The European Union (EU) had a field day with this particular scandal and is releasing legislation called the General Data Protection Regulation(GDPR). Regulations like GDPR could have far-reaching consequences for individuals and companies all around the world.
What is GDPR?
The GDPR is a piece legislation created by the EU requiring stronger data protection and digital privacy laws for EU citizens. This replaces the 1995 Data Protection Directive, thereby giving internet users more of a say in how their data is used and mandating companies to adhere to strict guidelines on how it is collected, stored, and leveraged.

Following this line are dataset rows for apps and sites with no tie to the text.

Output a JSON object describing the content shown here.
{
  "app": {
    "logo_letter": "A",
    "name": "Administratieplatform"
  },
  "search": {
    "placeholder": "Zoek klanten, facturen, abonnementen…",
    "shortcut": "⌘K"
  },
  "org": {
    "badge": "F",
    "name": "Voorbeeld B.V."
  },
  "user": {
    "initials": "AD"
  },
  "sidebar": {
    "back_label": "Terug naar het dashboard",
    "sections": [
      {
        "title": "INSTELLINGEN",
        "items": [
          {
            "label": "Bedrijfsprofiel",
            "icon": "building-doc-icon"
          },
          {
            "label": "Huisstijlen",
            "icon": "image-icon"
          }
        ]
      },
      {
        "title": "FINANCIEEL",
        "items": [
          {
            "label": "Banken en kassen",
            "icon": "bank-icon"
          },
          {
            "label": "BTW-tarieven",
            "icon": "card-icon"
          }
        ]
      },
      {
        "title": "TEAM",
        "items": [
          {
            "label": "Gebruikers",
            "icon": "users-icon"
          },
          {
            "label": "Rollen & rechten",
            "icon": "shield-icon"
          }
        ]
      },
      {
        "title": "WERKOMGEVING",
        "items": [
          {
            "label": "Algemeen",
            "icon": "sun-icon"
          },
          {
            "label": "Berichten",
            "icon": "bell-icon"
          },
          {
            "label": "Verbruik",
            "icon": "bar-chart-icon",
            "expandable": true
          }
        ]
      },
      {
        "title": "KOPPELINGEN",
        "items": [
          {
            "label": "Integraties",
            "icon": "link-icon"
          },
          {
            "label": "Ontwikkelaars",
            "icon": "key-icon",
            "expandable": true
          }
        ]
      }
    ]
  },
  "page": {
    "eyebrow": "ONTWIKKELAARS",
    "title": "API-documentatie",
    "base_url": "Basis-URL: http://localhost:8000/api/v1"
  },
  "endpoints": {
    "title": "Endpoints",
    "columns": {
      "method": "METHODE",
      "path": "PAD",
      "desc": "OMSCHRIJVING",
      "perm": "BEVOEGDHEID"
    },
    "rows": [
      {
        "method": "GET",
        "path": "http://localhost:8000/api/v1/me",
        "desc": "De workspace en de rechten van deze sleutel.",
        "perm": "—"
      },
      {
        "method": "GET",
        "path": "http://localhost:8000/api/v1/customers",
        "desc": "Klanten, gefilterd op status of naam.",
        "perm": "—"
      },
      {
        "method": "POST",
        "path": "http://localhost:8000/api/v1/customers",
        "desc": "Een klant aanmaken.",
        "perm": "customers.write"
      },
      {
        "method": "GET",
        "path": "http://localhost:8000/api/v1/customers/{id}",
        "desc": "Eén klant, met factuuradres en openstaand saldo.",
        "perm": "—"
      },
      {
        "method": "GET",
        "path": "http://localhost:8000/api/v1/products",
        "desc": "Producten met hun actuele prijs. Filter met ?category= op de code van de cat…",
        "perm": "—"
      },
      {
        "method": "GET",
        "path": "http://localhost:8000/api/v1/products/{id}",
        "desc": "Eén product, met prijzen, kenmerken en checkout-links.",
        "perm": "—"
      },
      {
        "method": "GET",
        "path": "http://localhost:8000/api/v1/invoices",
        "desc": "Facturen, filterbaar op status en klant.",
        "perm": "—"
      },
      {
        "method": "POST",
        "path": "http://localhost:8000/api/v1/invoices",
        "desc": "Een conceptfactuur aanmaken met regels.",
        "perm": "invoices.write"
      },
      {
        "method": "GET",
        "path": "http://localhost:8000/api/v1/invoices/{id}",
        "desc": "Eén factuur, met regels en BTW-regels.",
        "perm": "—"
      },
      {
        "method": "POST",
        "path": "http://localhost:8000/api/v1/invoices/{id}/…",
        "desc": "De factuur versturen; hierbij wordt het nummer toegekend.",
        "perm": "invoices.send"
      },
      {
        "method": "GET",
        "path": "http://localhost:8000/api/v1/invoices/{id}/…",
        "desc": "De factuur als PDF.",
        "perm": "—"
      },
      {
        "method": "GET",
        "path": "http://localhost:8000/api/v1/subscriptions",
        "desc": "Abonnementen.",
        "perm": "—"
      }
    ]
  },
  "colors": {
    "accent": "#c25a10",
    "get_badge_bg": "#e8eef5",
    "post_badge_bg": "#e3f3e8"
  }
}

There are three primary objectives of the GDPR:
This Regulation lays down rules relating to the protection of natural persons with regard to the processing of personal data and rules relating to the free movement of personal data.
This Regulation protects fundamental rights and freedoms of natural persons and in particular their right to the protection of personal data.
The free movement of personal data within the Union shall be neither restricted nor prohibited for reasons connected with the protection of natural persons with regard to the processing of personal data.
Slated to come into law on May 25 2018, GDPR stands to make a dramatic impact on a variety of international companies and services.
How can I learn more about the GDPR?
A complete version of the EU General Data Protection Regulation, formatted for easy reading, is available, and every enterprise that collects personal data from customers should become familiar with its provisions.